"It is inevitable after Thursday's vote that Britain's economy is going to have to adjust"
“It will not be plain sailing in the days ahead,” Osborne said. “But let me be clear, you should not underestimate our resolve. We were prepared for the unexpected, and we are equipped for whatever happens.”
The pound fell by 2 percent against the U.S. dollar in overnight trading amid fears of the consequences of the vote, but rose 0.5 cents in the moments after Osborne began speaking.
Osborne said he had spent the last 72 hours since the "Brexit" referendum in close communication with finance ministers of the European Union and other G7 nations, as wells as the U.S. treasury secretary and executives of major international corporations.
He said his message to them was “the British economy is fundamentally strong. We are highly competitive, and we are open for business.”
But Osborne added: "It is inevitable after Thursday's vote that Britain's economy is going to have to adjust to the new situation we find ourselves in."

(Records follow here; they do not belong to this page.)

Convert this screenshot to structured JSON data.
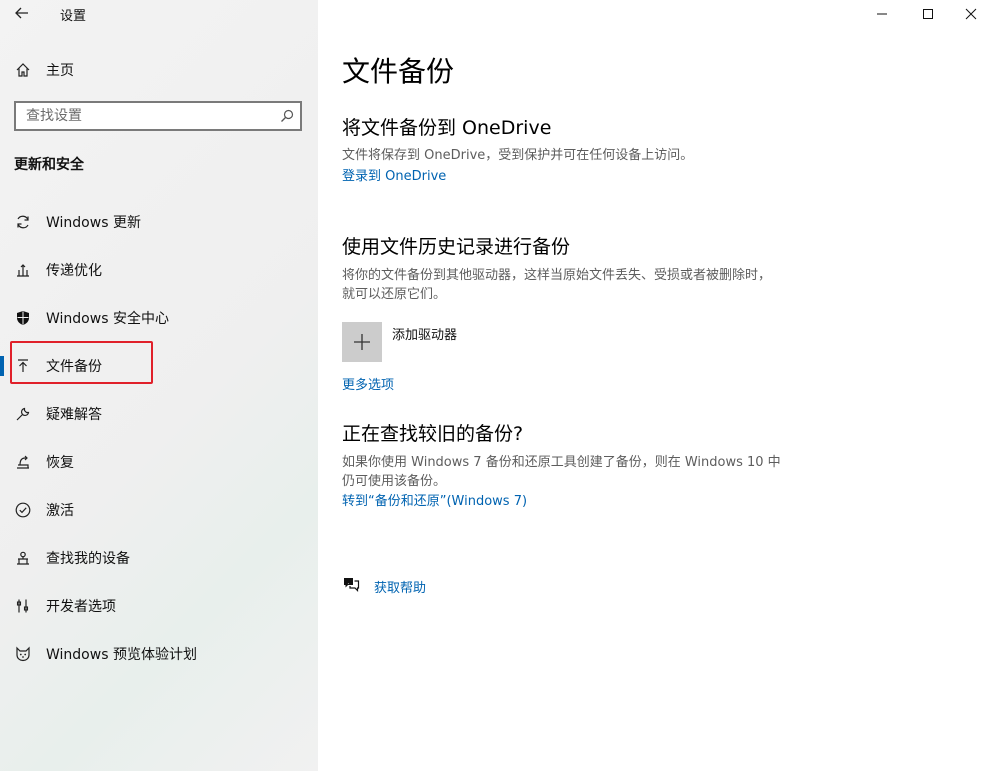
{
  "window": {
    "title": "设置"
  },
  "sidebar": {
    "home_label": "主页",
    "search_placeholder": "查找设置",
    "section_title": "更新和安全",
    "items": [
      {
        "label": "Windows 更新",
        "icon": "sync-icon"
      },
      {
        "label": "传递优化",
        "icon": "delivery-optimization-icon"
      },
      {
        "label": "Windows 安全中心",
        "icon": "shield-icon"
      },
      {
        "label": "文件备份",
        "icon": "backup-arrow-icon",
        "selected": true
      },
      {
        "label": "疑难解答",
        "icon": "wrench-icon"
      },
      {
        "label": "恢复",
        "icon": "recovery-icon"
      },
      {
        "label": "激活",
        "icon": "check-circle-icon"
      },
      {
        "label": "查找我的设备",
        "icon": "find-device-icon"
      },
      {
        "label": "开发者选项",
        "icon": "developer-icon"
      },
      {
        "label": "Windows 预览体验计划",
        "icon": "insider-cat-icon"
      }
    ]
  },
  "main": {
    "title": "文件备份",
    "onedrive": {
      "heading": "将文件备份到 OneDrive",
      "description": "文件将保存到 OneDrive，受到保护并可在任何设备上访问。",
      "link": "登录到 OneDrive"
    },
    "file_history": {
      "heading": "使用文件历史记录进行备份",
      "description": "将你的文件备份到其他驱动器，这样当原始文件丢失、受损或者被删除时，就可以还原它们。",
      "add_drive_label": "添加驱动器",
      "more_options_link": "更多选项"
    },
    "older_backup": {
      "heading": "正在查找较旧的备份?",
      "description": "如果你使用 Windows 7 备份和还原工具创建了备份，则在 Windows 10 中仍可使用该备份。",
      "link": "转到“备份和还原”(Windows 7)"
    },
    "help_link": "获取帮助"
  },
  "colors": {
    "accent": "#0063b1",
    "highlight_box": "#e0202a",
    "add_button_bg": "#cccccc"
  }
}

The treasury chief that the "concerns I expressed during the campaign" remained but added: "I fully accept the result of the referendum and will do everything I can to make it work for Britain.”
Political turmoil has roiled the country, as the leaders grappled with the question of how precisely the country would separate Britain from the other 27 nations in the bloc.
Prior to Thursday's referendum, Osborne warned that he would have to respond to a "Leave" vote with tax rises and spending cuts worth 30 billion pounds ($43 billion). Osborne also has said he would aim to introduce the emergency measures within two months.
"Quitting the EU would hit investment, hurt families and harm the British economy," he said in a speech on June 14.